This Is AuburnElectronic Theses and Dissertations

Movement of Female White-tailed Deer Relative to Conception and Localized Risk




Sullivan, Jeffery

Type of Degree

Master's Thesis


Wildlife Sciences

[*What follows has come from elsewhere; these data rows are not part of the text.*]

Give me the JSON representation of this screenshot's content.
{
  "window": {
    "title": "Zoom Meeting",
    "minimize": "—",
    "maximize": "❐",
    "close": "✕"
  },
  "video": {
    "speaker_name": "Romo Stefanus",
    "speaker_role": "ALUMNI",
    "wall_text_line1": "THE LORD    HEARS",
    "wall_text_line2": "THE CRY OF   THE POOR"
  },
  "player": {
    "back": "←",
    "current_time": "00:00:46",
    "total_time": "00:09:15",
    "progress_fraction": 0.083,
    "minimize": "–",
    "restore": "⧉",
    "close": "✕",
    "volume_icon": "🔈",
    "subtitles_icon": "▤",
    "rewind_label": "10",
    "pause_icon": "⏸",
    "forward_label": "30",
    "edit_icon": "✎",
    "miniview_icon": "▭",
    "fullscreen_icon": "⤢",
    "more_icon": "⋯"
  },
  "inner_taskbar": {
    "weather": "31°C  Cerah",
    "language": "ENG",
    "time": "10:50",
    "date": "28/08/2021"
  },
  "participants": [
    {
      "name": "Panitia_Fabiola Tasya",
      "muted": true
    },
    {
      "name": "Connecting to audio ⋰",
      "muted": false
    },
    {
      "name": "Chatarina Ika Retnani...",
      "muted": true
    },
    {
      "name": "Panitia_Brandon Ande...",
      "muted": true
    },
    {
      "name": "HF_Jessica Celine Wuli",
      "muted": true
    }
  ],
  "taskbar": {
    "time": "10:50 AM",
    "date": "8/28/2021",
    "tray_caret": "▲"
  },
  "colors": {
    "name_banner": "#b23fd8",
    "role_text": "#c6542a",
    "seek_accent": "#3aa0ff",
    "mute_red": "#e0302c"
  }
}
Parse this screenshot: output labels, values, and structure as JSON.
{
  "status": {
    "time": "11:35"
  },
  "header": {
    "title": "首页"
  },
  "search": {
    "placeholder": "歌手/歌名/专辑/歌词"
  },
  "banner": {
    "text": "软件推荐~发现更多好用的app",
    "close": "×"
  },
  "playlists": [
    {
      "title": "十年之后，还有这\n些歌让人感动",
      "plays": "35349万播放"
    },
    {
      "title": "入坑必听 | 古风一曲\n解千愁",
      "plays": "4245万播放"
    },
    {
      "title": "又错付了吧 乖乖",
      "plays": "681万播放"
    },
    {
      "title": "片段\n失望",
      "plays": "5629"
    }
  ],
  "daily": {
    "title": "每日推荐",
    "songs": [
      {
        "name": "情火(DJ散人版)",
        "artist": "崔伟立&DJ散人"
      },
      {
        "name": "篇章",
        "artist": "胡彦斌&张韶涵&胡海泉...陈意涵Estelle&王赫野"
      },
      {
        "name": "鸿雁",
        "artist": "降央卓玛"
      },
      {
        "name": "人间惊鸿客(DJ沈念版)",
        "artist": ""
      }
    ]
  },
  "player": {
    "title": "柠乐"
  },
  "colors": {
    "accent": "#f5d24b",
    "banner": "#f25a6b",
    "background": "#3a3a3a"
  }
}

There are few data available that describe the spatial patterns of female white-tailed deer relative to their date of conception. To address this paucity of information, I placed GPS collars on free ranging female white-tailed deer, and combined the spatio-temporal data collected with information regarding each deer’s conception. My results indicate that female white-tailed deer engage in excursive behavior surrounding conception, likely as a means to maximize the number of potential mates aware of breeding receptivity. Similarly, little is known concerning the ability of white-tailed deer to detect and respond to localized risks, such as those posed by human hunters. By pairing GPS collar data with information about the usage of specific hunting locations I was able to examine how deer respond to risk at individual locations. My results indicate that deer perceive localized instances of risk and respond accordingly, but such responses may not be apparent without accounting for the localized nature of risk.